- Gregory, Mackenzie J.
- Ship histories and stories, History - WW2
- RAN Ships
- None noted.
- June 2001 edition of the Naval Historical Review (all rights reserved)
I-52, the Japanese submarine, was one of three Type C3 submarines that were built over 1943/1944.
This class designed as cargo carriers were huge boats, 356.5 feet long, with a beam of 30.5 feet, a tonnage of 2,564 tons, and carrying a crew of 94.
The cruising range was an incredible 21,000 nautical miles, at a speed of 12 knots.
It was in March of 1944 when I-52 left her base at Kure, bound for Lorient in occupied France, she was loaded with 2 tons of gold, and raw materials urgently needed in Nazi Germany, also on board were 14 experts from Japanese industrial companies such as Mitsubishi.
In return, the Japanese were seeking German technology, including radar.
I-52 called in at Singapore to load rubber, and 3 tons of quinine, and then shaped her course across the Indian ocean for the Cape of Good Hope.
The Allies’ signal intelligence and code breaking expertise allowed them to intercept and read all of I-52’s reports to both Tokyo and Berlin. Her cargo and reported progress were known, and an American task force including the small escort carrier USS Bogue, (converted from a merchant ship hull, and carrying 14 aircraft) was positioned to intercept this Japanese submarine blockade runner.
On June 23, 1944, the German U-Boat U-530, met with I-52 in mid Atlantic about 870 nautical miles from the Cape Verde Islands, and transferred two German radio ratings, Petty Officers Schulze and Behrendt, plus radar detection equipment, to be installed, and working prior to I-52 reaching dangerous European waters. Just over two hours later these submarines parted company, and the Japanese boat cruised on the surface, at 15 knots, on a dark moonless night, no doubt feeling to be quite safe in this part of the Atlantic Ocean.
But I-52, was carrying an entirely false hope, at that time she was being tracked by airborne radar carried by an Avenger bomber which had earlier been launched from the Bogue. It was piloted by Lieutenant Commander Jesse D. Taylor, he quickly dropped two flares which lit up I-52, then two depth charges (which missed) close to the submarine’s starboard side. The submarine crash-dived, and the Avenger dropped a purple coded Sono buoy to track I-52.

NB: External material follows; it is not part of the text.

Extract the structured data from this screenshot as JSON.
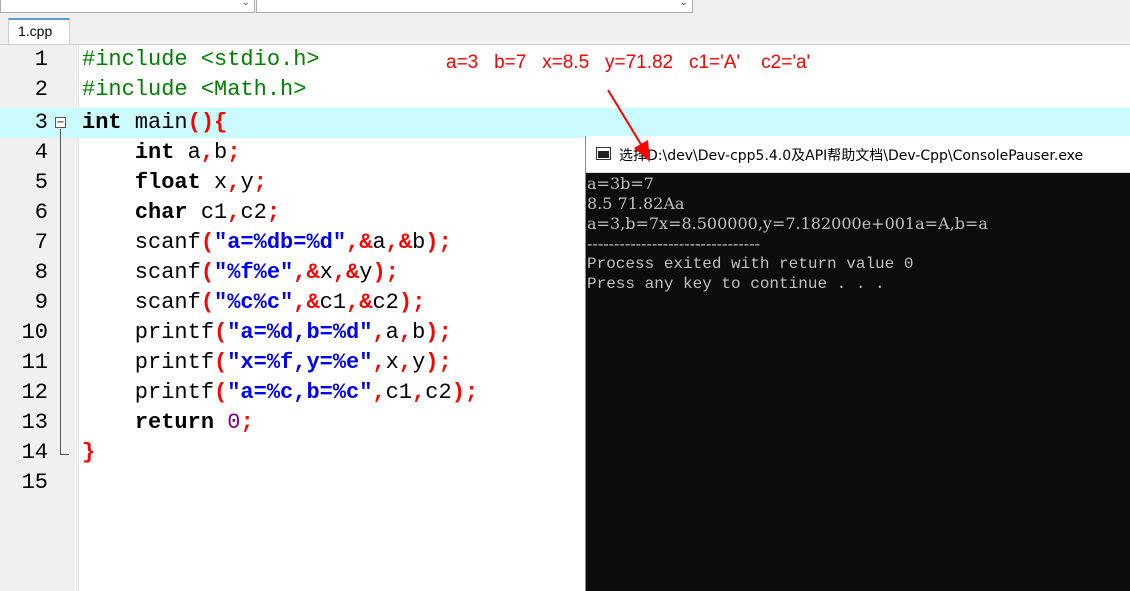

Sono buoys are dropped in the ocean by aircraft, usually in a pattern of five buoys, they are colour-coded: Purple, Orange, Blue, Red and Yellow, (POBRY). Each buoy floats, and transmits any underwater sounds it picks up from a submarine in the near vicinity. The searching aircraft is able to monitor each buoy in turn to listen for sounds emitted by its target.
(During my specialist Torpedo Anti-Submarine course in UK over 1947 and part of 1948, I spent time at Londonderry in Northern Ireland, flying in Liberator Bombers, dropping patterns of Sonobuoys over suspected submarine positions and then monitoring the results. It was quite exciting to hear the noise level emanating from the submarine’s propellors, when one had scored a bullseye with the sonobuoys, and then could calculate the course and speed of the target boat.)
Taylor now launched an acoustic torpedo, designed to home onto I-52’s propeller noise, it quickly found its target, a loud explosion followed, then quietness descended on the scene, as the Japanese submarine with all its crew and passengers sank to the ocean floor.
The exact location of the sunken I-52 has remained a mystery for over 50 years.
In 1991, a Texan, Paul Tidwell, a former US army infantryman who had served two tours in Vietnam, and had won a Purple Heart, commenced to scour recently declassified documents in the National Archives, looking for details of I-52, and its likely resting place, some 3.2 miles down on the bottom of the Atlantic Ocean, at a depth of 1 mile further down than that at which Titanic had been found.
A private investor was unearthed, and he put one million dollars into Tidwell’s All Holdings Company, and a Seattle based company, Sound Ocean Systems was approached about locating the Japanese submarine wreck using a side scan sonar towed above the ocean floor. At this stage, the search area was still a formidable 100 square miles of ocean, and the sea bed was uneven.